══ Records supplied ══

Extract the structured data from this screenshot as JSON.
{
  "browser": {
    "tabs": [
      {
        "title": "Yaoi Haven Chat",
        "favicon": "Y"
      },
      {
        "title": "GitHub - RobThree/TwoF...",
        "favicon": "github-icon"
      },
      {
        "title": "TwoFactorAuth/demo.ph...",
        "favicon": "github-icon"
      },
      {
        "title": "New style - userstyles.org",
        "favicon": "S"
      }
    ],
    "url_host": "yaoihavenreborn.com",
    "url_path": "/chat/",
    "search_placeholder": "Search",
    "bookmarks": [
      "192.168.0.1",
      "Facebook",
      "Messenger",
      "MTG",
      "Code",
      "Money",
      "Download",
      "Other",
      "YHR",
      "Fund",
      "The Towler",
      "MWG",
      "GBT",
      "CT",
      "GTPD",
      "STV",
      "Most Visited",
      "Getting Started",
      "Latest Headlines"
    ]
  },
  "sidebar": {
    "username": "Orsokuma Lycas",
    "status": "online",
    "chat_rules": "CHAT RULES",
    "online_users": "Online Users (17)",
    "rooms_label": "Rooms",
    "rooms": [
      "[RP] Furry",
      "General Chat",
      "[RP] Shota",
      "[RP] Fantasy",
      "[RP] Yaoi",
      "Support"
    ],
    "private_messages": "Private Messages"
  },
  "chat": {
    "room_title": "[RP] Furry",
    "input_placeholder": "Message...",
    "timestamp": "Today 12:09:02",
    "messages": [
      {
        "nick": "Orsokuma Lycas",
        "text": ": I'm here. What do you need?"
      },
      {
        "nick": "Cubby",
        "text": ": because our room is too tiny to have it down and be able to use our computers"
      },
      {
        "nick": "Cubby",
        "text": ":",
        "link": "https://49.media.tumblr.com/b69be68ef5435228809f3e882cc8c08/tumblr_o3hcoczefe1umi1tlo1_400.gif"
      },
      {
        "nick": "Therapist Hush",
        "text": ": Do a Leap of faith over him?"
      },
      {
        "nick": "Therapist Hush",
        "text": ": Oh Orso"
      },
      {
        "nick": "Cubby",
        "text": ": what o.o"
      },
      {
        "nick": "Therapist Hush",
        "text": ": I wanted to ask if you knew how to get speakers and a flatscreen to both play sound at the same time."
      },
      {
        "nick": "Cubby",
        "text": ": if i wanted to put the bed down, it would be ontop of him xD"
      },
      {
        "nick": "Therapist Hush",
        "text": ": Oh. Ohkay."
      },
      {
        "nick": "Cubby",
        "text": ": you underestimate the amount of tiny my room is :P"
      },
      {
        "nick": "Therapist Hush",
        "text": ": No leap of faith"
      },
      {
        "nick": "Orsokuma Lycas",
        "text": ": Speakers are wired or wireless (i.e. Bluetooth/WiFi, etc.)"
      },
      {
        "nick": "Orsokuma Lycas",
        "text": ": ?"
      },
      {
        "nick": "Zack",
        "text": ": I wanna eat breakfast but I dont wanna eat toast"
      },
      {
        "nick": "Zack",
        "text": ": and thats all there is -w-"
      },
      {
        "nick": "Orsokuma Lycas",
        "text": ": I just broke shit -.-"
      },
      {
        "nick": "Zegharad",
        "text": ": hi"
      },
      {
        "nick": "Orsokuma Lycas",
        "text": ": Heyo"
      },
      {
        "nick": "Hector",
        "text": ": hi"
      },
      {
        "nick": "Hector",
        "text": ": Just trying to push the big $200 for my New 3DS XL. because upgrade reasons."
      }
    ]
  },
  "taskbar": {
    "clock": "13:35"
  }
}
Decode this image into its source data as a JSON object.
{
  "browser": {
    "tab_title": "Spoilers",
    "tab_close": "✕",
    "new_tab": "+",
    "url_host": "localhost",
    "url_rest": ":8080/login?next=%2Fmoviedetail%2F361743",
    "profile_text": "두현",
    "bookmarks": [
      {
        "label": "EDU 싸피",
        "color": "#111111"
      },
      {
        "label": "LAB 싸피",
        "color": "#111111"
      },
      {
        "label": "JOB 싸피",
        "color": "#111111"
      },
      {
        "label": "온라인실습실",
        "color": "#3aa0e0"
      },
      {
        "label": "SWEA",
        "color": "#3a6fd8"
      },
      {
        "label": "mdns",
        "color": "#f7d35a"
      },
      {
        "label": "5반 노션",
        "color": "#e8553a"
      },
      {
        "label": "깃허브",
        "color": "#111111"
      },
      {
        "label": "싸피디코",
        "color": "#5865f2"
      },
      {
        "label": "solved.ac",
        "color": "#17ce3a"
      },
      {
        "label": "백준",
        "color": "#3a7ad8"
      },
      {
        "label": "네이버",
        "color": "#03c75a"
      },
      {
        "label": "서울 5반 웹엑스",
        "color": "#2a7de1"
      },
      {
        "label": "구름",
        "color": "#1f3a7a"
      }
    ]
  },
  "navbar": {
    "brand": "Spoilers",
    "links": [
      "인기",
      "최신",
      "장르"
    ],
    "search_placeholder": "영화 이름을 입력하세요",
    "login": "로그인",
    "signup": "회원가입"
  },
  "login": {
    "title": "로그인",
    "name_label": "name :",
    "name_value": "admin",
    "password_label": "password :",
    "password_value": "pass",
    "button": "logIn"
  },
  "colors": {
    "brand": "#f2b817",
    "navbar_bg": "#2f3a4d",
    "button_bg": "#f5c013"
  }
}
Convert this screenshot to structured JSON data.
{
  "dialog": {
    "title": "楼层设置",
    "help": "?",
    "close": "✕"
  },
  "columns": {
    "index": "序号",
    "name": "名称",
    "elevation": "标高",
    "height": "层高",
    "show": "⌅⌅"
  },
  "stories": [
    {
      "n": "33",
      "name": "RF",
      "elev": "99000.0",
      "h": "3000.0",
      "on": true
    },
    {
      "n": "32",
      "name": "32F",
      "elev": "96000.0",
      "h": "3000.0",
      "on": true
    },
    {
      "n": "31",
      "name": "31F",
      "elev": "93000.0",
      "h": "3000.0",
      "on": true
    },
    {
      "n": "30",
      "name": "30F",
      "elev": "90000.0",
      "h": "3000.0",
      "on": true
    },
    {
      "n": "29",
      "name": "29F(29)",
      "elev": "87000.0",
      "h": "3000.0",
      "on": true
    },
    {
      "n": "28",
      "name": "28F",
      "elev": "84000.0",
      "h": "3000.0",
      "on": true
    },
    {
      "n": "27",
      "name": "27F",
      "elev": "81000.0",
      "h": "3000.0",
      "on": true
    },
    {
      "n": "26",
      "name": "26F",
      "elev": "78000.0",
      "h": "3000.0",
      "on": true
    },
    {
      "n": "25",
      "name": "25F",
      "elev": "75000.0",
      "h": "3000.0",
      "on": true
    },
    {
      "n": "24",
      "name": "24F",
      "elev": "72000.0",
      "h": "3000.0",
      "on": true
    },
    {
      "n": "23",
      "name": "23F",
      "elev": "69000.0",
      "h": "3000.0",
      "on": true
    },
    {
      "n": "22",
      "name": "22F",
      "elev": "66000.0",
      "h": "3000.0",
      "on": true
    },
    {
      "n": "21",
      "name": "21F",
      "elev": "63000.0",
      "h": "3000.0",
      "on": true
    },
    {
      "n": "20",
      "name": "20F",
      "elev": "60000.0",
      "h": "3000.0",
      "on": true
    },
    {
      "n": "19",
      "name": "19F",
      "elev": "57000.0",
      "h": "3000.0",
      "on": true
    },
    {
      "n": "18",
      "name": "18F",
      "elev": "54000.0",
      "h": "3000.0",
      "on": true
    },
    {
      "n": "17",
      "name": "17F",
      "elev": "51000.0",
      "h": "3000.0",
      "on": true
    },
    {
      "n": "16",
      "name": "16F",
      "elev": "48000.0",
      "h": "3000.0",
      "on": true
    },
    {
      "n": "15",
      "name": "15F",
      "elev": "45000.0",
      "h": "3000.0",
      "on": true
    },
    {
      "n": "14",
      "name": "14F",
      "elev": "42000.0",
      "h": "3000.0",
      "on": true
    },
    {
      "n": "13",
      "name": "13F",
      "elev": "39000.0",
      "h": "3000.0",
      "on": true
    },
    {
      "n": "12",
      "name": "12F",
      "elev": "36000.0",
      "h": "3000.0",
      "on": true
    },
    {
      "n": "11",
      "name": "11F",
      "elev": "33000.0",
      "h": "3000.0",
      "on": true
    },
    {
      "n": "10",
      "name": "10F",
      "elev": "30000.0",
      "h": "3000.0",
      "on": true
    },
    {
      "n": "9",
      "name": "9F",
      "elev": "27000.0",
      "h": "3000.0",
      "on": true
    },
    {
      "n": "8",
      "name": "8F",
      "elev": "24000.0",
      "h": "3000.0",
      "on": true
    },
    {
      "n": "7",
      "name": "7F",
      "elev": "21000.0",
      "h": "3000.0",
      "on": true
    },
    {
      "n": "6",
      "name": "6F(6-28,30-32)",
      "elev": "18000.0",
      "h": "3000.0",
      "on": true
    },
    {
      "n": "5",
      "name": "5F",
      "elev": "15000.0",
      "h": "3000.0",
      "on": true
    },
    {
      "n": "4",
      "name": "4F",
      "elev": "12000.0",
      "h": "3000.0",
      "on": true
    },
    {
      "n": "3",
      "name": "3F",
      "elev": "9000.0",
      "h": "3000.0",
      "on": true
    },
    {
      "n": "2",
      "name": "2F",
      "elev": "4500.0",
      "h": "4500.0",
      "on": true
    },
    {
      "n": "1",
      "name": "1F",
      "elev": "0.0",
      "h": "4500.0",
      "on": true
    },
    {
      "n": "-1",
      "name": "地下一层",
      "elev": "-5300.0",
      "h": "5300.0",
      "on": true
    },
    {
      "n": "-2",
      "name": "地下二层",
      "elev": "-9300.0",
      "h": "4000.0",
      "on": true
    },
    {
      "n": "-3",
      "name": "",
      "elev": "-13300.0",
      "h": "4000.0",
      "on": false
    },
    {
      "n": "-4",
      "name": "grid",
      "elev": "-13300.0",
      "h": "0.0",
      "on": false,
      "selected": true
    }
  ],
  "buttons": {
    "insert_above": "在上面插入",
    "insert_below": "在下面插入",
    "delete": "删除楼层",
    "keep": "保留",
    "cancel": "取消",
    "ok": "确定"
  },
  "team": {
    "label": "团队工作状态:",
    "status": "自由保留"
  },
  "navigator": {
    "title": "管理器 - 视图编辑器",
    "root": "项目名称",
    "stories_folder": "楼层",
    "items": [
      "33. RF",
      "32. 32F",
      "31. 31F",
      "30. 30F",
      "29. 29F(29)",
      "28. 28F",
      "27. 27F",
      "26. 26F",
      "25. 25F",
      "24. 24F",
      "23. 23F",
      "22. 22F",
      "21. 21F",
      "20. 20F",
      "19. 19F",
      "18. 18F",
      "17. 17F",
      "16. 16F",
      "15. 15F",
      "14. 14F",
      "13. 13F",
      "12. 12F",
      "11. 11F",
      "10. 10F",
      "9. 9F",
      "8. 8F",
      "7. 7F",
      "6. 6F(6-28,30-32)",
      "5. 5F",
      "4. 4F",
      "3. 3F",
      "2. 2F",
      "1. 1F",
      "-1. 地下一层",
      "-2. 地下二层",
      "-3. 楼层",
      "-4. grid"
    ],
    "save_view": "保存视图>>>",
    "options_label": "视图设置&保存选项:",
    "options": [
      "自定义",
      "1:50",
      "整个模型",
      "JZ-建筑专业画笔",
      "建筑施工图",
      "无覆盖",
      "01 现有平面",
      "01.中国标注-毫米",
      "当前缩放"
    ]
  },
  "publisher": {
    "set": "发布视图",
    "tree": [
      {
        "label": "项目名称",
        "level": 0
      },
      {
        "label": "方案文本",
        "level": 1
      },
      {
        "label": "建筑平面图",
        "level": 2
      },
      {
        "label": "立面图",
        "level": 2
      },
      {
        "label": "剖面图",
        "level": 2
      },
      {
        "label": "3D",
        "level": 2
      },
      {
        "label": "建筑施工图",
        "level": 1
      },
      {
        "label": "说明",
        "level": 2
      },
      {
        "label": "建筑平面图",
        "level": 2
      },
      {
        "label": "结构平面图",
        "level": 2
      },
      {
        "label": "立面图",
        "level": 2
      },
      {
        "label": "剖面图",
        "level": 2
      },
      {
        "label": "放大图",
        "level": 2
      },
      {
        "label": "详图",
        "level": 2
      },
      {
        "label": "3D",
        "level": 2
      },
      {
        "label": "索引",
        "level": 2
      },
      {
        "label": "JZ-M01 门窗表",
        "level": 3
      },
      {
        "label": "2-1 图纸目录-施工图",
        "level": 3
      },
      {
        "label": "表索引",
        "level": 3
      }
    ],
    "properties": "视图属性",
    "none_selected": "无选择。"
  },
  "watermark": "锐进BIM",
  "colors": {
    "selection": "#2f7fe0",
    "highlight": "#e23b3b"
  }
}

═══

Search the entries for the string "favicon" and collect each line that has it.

### Answer for this exercise
        "favicon": "Y"
        "favicon": "github-icon"
        "favicon": "github-icon"
        "favicon": "S"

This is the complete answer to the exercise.